Revan canted her neck, the corners of her lips turning down slightly, continuing to walk with long, measured steps, heading towards the base of a giant statue dedicated to some great, sage Jedi. She looked thoughtful perhaps, but not surprised. "They did something unorthodox, didn't they?"

"Yah, actually," I laughed caustically. "They decided my services were no longer needed in the Jedi Order."

Her eyes flashed, glinting in the dying sun's callous, red glare. "They took your status as a Knight?"

I stopped walking and swallowed quite deliberately to wash the hate from my mouth before I spoke again to my lady of death. "They took my status. Period."

Revan furrowed her eyebrows, glaring at an event she hadn't predicted. She spoke very slowly and surely, as if every word was a stone dropping into a shallow pool. "What did they do to you?"

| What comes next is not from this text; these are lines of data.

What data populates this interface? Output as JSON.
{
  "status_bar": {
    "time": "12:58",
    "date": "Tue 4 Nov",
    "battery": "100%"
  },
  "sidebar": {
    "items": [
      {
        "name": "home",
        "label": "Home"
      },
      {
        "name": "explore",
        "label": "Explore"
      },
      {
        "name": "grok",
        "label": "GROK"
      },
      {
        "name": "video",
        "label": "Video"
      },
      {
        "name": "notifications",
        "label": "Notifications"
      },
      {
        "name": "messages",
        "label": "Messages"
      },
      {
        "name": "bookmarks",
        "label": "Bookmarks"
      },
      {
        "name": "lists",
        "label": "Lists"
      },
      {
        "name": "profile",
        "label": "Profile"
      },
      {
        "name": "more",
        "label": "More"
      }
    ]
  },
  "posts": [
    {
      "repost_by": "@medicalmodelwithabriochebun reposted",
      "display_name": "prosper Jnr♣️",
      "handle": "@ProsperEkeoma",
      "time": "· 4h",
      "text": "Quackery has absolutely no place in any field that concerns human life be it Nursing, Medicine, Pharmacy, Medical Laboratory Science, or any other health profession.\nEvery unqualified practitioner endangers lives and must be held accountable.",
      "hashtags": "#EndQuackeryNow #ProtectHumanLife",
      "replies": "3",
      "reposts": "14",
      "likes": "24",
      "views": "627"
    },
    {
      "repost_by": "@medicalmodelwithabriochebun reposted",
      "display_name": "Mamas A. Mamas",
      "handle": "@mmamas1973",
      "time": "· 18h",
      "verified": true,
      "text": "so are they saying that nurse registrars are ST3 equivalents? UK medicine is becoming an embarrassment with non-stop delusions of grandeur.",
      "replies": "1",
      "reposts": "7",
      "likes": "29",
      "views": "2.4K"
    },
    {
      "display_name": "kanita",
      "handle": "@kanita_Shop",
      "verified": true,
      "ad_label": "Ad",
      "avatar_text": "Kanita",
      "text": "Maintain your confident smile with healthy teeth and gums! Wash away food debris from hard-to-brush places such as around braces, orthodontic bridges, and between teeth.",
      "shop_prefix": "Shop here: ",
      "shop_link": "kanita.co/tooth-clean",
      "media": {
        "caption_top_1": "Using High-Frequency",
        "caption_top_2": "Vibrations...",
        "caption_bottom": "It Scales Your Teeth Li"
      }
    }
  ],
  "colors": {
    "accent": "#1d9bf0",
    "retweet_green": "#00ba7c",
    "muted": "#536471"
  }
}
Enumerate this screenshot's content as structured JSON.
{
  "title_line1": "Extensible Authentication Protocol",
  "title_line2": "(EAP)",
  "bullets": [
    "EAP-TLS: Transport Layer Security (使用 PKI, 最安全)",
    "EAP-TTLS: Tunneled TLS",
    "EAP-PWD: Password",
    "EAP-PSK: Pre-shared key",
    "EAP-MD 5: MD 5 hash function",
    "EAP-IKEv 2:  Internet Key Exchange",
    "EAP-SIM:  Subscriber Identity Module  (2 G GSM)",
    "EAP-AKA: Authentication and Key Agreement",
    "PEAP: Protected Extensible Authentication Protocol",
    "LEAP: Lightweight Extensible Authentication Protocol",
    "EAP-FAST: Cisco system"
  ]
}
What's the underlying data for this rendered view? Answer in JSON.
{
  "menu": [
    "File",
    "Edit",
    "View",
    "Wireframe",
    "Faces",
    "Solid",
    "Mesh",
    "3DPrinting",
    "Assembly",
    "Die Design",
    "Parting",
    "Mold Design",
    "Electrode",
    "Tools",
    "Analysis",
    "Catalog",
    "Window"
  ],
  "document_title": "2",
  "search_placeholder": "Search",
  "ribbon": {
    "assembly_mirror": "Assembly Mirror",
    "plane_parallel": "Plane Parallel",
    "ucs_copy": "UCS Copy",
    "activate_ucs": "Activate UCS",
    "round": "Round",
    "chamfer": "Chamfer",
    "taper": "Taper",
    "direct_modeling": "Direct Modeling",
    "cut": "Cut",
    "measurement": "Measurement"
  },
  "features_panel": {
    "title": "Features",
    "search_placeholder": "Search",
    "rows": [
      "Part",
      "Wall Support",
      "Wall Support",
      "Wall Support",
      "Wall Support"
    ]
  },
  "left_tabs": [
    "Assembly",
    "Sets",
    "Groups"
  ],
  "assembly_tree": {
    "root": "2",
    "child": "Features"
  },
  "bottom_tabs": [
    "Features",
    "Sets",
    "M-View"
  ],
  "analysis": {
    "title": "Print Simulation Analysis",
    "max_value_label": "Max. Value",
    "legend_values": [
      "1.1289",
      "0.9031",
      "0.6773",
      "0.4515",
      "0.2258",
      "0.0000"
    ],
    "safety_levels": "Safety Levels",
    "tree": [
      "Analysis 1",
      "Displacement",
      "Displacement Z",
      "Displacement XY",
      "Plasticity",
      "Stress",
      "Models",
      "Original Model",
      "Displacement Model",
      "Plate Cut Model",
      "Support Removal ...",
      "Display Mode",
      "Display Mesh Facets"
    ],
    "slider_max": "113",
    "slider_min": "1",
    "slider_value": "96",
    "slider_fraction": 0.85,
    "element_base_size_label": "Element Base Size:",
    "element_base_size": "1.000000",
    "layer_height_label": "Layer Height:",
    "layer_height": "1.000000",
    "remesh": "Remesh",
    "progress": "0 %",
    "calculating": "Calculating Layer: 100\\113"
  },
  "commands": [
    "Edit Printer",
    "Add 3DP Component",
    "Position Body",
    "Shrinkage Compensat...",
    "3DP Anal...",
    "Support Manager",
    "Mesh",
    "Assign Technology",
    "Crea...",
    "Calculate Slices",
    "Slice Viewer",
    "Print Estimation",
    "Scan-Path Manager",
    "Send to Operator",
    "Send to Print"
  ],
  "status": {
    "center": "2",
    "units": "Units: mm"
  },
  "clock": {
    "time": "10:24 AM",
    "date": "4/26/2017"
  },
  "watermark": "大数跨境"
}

I shrugged shakily, a half smile, half snarl twisting my lip. "They exiled me."

Revan stood very still and closed her eyes, her clothes being persuaded into movement by a light coil of air. Her lips opened and parted in a whisper that barely registered in my ears. "So that is their verdict. There is no grace for the fallen." Her eyes opened again, the light in them flickering and dying as the sun was wrested into night. "If there is no chance of redemption for those who willingly return to them, than mercy will be sparse to find for Jedi who plead with me when their Order burns."

Shivers rippled on my skin. Revan focused her gaze on me for one moment, one moment that opened up the furnace that served as her heart, giving me a hint of the power that coursed through every cell in her blood; then, she walked away. With her back to me, her gait heavy and decisive, she walked into a Coruscant night that never slept, and I was pretty sure that whatever I had done here today had determined the course of this galaxy.